Now that the much-dreaded “big trigger” oil tax exemption didn’t kick in thanks to a modest recovery in oil prices Democrats have decided to make political hay over bipartisan oil tax reform to eliminate that trigger in exchange for lower overall rates.
Today the Democrats’ legislative leadership – House Minority Leader Kenton Onstad and Senate Minority Leader Mac Schneider – have an op/ed in the Grand Forks Herald on the issue that is as hypocritical as it is downright zany.
Why hypocritical?

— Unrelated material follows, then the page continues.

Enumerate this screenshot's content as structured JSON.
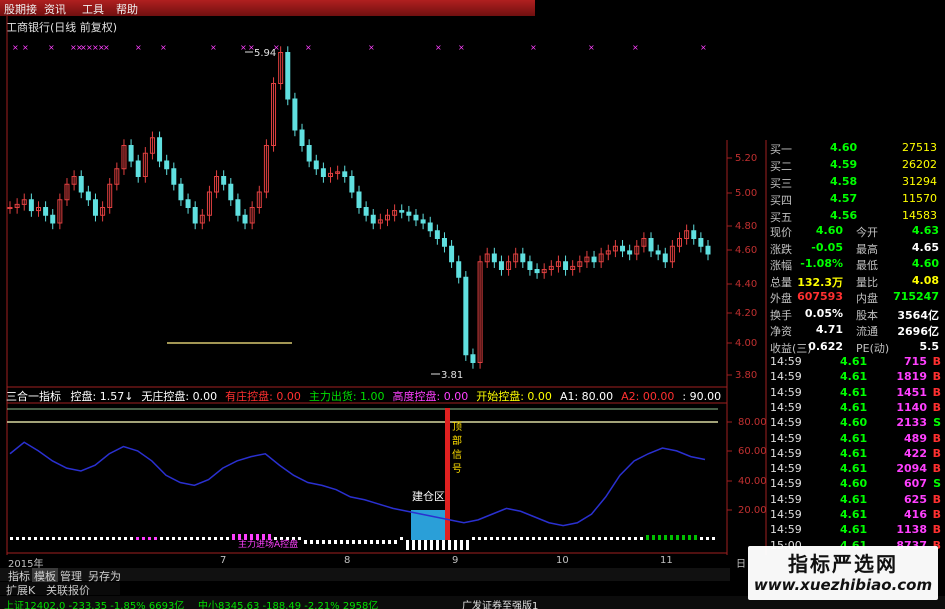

Despite Democrats calling the oil tax reform a “doomsday” scenario during the session, Onstad actually co-sponsored similar legislation to eliminate the trigger and lower the oil taxes in 2011. His turnabout on this issue makes it seem that Democrat posturing is less about valid concerns over public policy than partisan posturing.

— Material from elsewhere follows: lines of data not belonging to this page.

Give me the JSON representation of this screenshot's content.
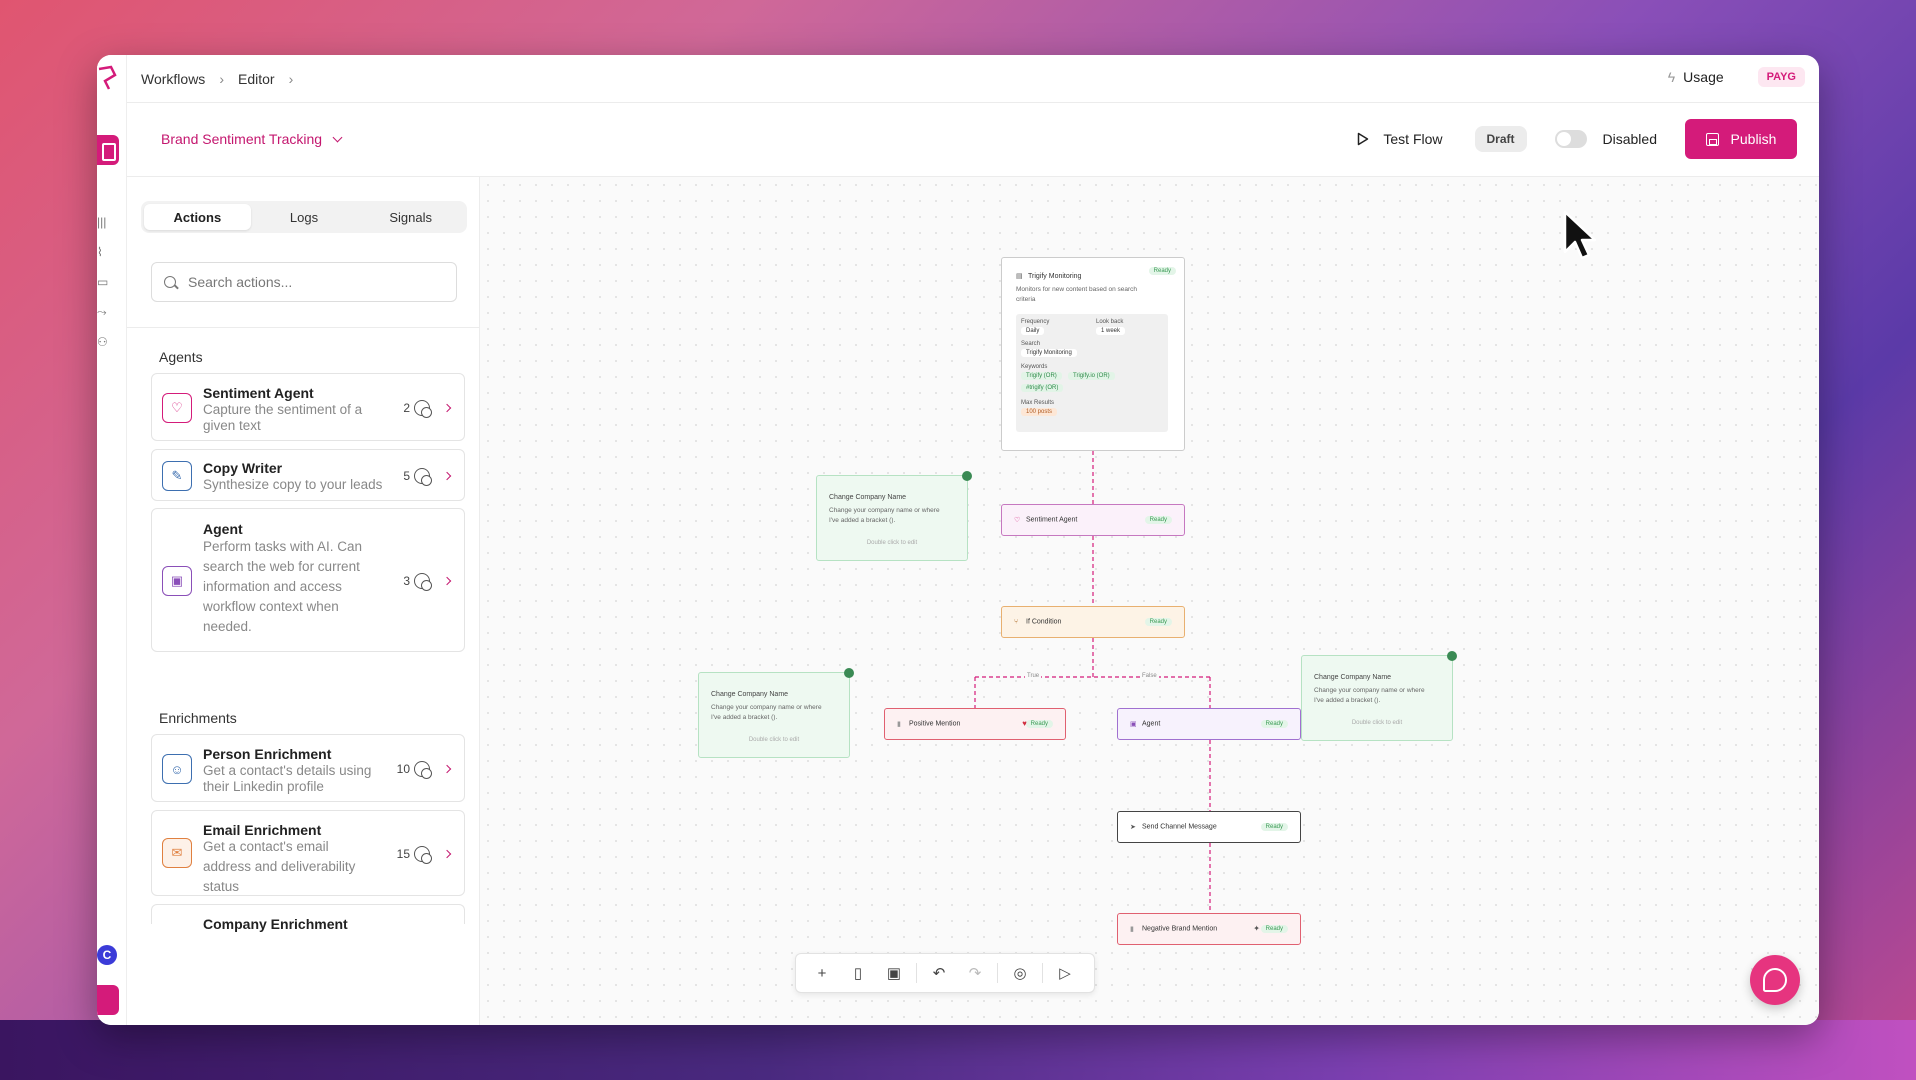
{
  "breadcrumb": {
    "items": [
      "Workflows",
      "Editor"
    ]
  },
  "topbar": {
    "usage_label": "Usage",
    "plan_badge": "PAYG"
  },
  "workflow": {
    "name": "Brand Sentiment Tracking",
    "test_flow_label": "Test Flow",
    "status_badge": "Draft",
    "toggle_label": "Disabled",
    "publish_label": "Publish"
  },
  "panel": {
    "tabs": [
      "Actions",
      "Logs",
      "Signals"
    ],
    "active_tab": "Actions",
    "search_placeholder": "Search actions...",
    "sections": {
      "agents": "Agents",
      "enrichments": "Enrichments"
    },
    "agents": [
      {
        "title": "Sentiment Agent",
        "desc1": "Capture the sentiment of a",
        "desc2": "given text",
        "count": "2"
      },
      {
        "title": "Copy Writer",
        "desc1": "Synthesize copy to your leads",
        "count": "5"
      },
      {
        "title": "Agent",
        "desc1": "Perform tasks with AI. Can",
        "desc2": "search the web for current",
        "desc3": "information and access",
        "desc4": "workflow context when",
        "desc5": "needed.",
        "count": "3"
      }
    ],
    "enrichments": [
      {
        "title": "Person Enrichment",
        "desc1": "Get a contact's details using",
        "desc2": "their Linkedin profile",
        "count": "10"
      },
      {
        "title": "Email Enrichment",
        "desc1": "Get a contact's email",
        "desc2": "address and deliverability",
        "desc3": "status",
        "count": "15"
      },
      {
        "title": "Company Enrichment"
      }
    ]
  },
  "canvas": {
    "trigger": {
      "title": "Trigify Monitoring",
      "status": "Ready",
      "desc1": "Monitors for new content based on search",
      "desc2": "criteria",
      "frequency_label": "Frequency",
      "frequency_value": "Daily",
      "lookback_label": "Look back",
      "lookback_value": "1 week",
      "search_label": "Search",
      "search_value": "Trigify Monitoring",
      "keywords_label": "Keywords",
      "keywords": [
        "Trigify (OR)",
        "Trigify.io (OR)",
        "#trigify (OR)"
      ],
      "max_results_label": "Max Results",
      "max_results_value": "100 posts"
    },
    "nodes": {
      "sentiment": {
        "title": "Sentiment Agent",
        "status": "Ready"
      },
      "if": {
        "title": "If Condition",
        "status": "Ready"
      },
      "positive": {
        "title": "Positive Mention",
        "status": "Ready"
      },
      "agent": {
        "title": "Agent",
        "status": "Ready"
      },
      "send": {
        "title": "Send Channel Message",
        "status": "Ready"
      },
      "negative": {
        "title": "Negative Brand Mention",
        "status": "Ready"
      }
    },
    "edge_labels": {
      "true": "True",
      "false": "False"
    },
    "note": {
      "title": "Change Company Name",
      "text1": "Change your company name or where",
      "text2": "I've added a bracket ().",
      "hint": "Double click to edit"
    }
  },
  "colors": {
    "accent": "#d41b7a",
    "ready": "#3a9a54"
  }
}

Why zany? Here’s an excerpt from the op/ed:
The non-activation of the trigger is just further affirmation that the Republican majority’s decision to ramrod through their massive oil tax cut in less than a week during the final days of the legislative session was never about avoiding that temporary tax incentive. It was about dramatically reducing the oil extraction tax for senseless ideological reasons that are diametrically opposed to the best interests of North Dakotans, both present and future.

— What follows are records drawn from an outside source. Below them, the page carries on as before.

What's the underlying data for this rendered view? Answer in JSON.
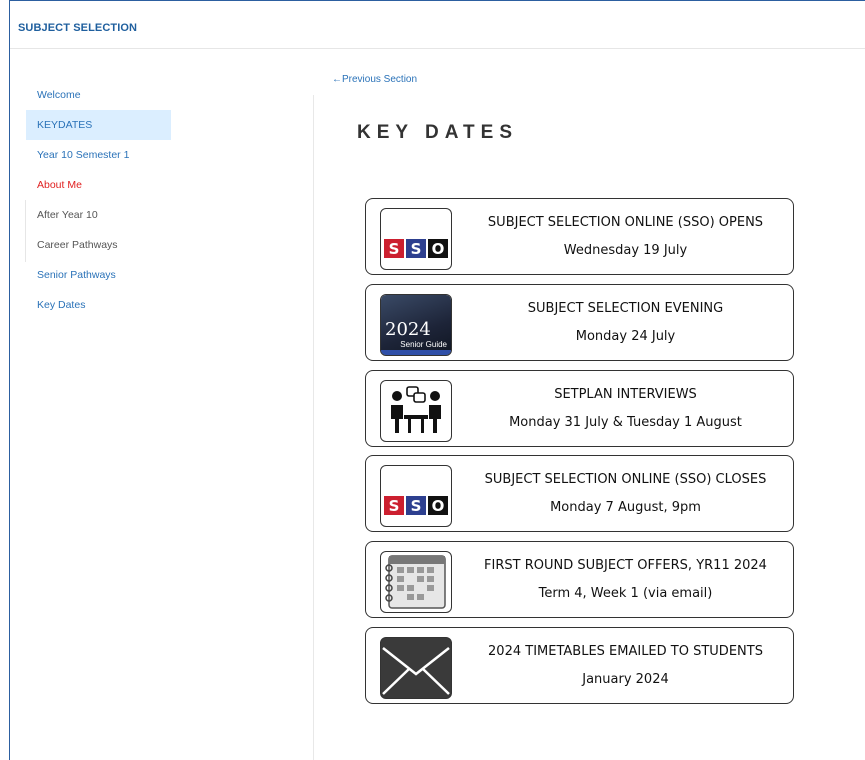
{
  "app": {
    "title": "SUBJECT SELECTION"
  },
  "sidebar": {
    "items": [
      {
        "label": "Welcome",
        "state": "normal"
      },
      {
        "label": "KEYDATES",
        "state": "active"
      },
      {
        "label": "Year 10 Semester 1",
        "state": "normal"
      },
      {
        "label": "About Me",
        "state": "highlight"
      },
      {
        "label": "After Year 10",
        "state": "muted"
      },
      {
        "label": "Career Pathways",
        "state": "muted"
      },
      {
        "label": "Senior Pathways",
        "state": "normal"
      },
      {
        "label": "Key Dates",
        "state": "normal"
      }
    ]
  },
  "main": {
    "prev_link": "←Previous Section",
    "title": "KEY DATES",
    "cards": [
      {
        "icon": "sso-logo-icon",
        "line1": "SUBJECT SELECTION ONLINE (SSO) OPENS",
        "line2": "Wednesday 19 July"
      },
      {
        "icon": "senior-guide-icon",
        "icon_text1": "2024",
        "icon_text2": "Senior Guide",
        "line1": "SUBJECT SELECTION EVENING",
        "line2": "Monday 24 July"
      },
      {
        "icon": "interview-icon",
        "line1": "SETPLAN INTERVIEWS",
        "line2": "Monday 31 July & Tuesday 1 August"
      },
      {
        "icon": "sso-logo-icon",
        "line1": "SUBJECT SELECTION ONLINE (SSO) CLOSES",
        "line2": "Monday 7 August, 9pm"
      },
      {
        "icon": "calendar-icon",
        "line1": "FIRST ROUND SUBJECT OFFERS, YR11 2024",
        "line2": "Term 4, Week 1  (via email)"
      },
      {
        "icon": "envelope-icon",
        "line1": "2024 TIMETABLES EMAILED TO STUDENTS",
        "line2": "January 2024"
      }
    ],
    "sso_letters": [
      "S",
      "S",
      "O"
    ]
  },
  "colors": {
    "accent": "#2a72b8",
    "active_bg": "#dbeeff",
    "alert": "#e02020",
    "sso_red": "#cc1f2f",
    "sso_blue": "#2d3f8f"
  }
}
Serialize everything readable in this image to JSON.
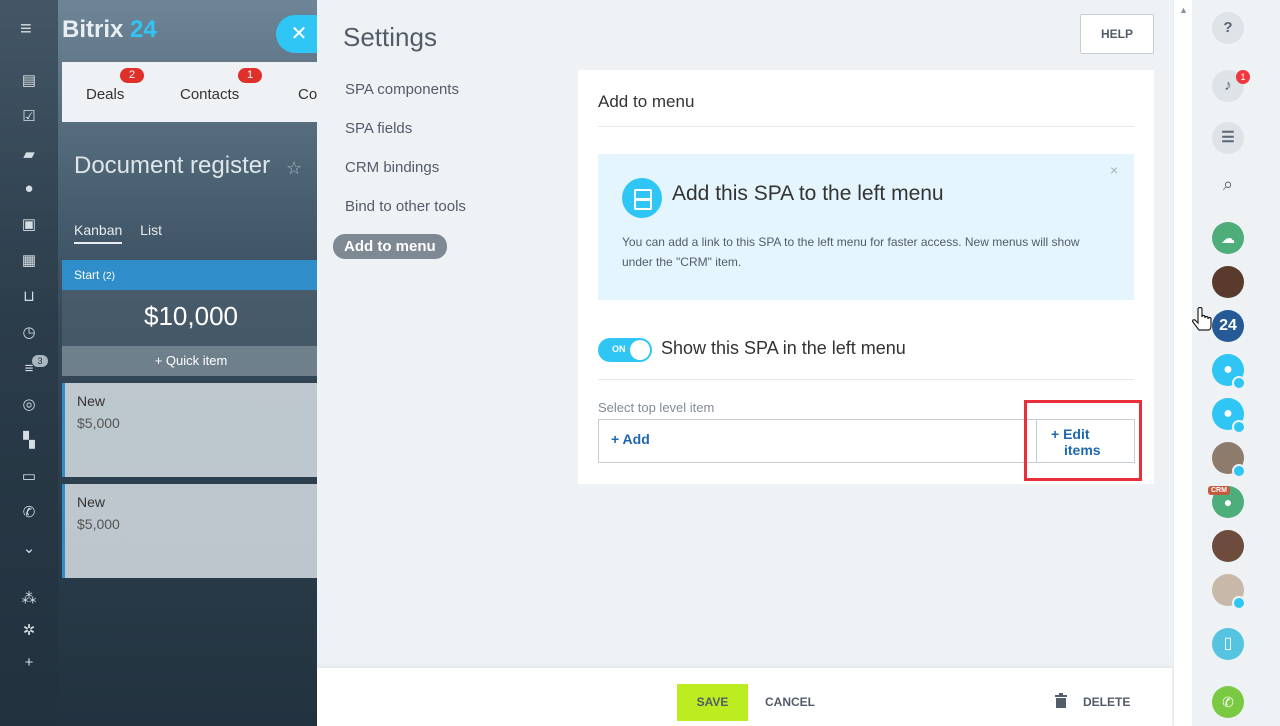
{
  "background_app": {
    "logo_main": "Bitrix",
    "logo_accent": "24",
    "tabs": [
      {
        "label": "Deals",
        "badge": "2"
      },
      {
        "label": "Contacts",
        "badge": "1"
      },
      {
        "label": "Co"
      }
    ],
    "page_title": "Document register",
    "view_tabs": [
      "Kanban",
      "List"
    ],
    "stage": {
      "name": "Start",
      "count": "(2)",
      "sum": "$10,000"
    },
    "quick_item": "+ Quick item",
    "cards": [
      {
        "title": "New",
        "value": "$5,000"
      },
      {
        "title": "New",
        "value": "$5,000"
      }
    ],
    "sidebar_badge": "3"
  },
  "settings": {
    "title": "Settings",
    "help_label": "HELP",
    "nav": [
      {
        "label": "SPA components"
      },
      {
        "label": "SPA fields"
      },
      {
        "label": "CRM bindings"
      },
      {
        "label": "Bind to other tools"
      },
      {
        "label": "Add to menu",
        "active": true
      }
    ],
    "panel": {
      "title": "Add to menu",
      "info_title": "Add this SPA to the left menu",
      "info_text": "You can add a link to this SPA to the left menu for faster access. New menus will show under the \"CRM\" item.",
      "info_close": "×",
      "toggle_label": "ON",
      "toggle_on": true,
      "toggle_text": "Show this SPA in the left menu",
      "select_label": "Select top level item",
      "add_label": "+ Add",
      "edit_label_line1": "+ Edit",
      "edit_label_line2": "items"
    },
    "footer": {
      "save": "SAVE",
      "cancel": "CANCEL",
      "delete": "DELETE"
    }
  },
  "right_panel": {
    "notification_count": "1",
    "crm_tag": "CRM",
    "b24_label": "24"
  },
  "colors": {
    "accent": "#2fc6f6",
    "save": "#bbed21",
    "highlight": "#e8303a",
    "link": "#1f67b0"
  }
}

Just to be clear, the trigger policy is based on the price of oil. Onstad and Schneider seem to be implying that Republicans somehow manipulated oil prices to manufacture a justification for reform oil taxes.
That’s a pretty far-out accusation. Maybe, just maybe, the fact that oil industry executives and state officials were watching oil prices in the closing days of May unsure if we were going to see a wild, potentially multi-billion dollar swing in revenues/tax burdens was exactly why Republicans pushed this reform.
Schneider and Onstad deride “senseless ideological reasons” for Republicans pushing oil tax reform, but is it not ideological for Democrats to oppose reform to hugely volatile oil tax policy for no other reason than ideological objections to even modest tax reductions?
This sums up why Democrats can’t get any political traction in North Dakota. They seem less concerned with actually governing than “gotcha” politics.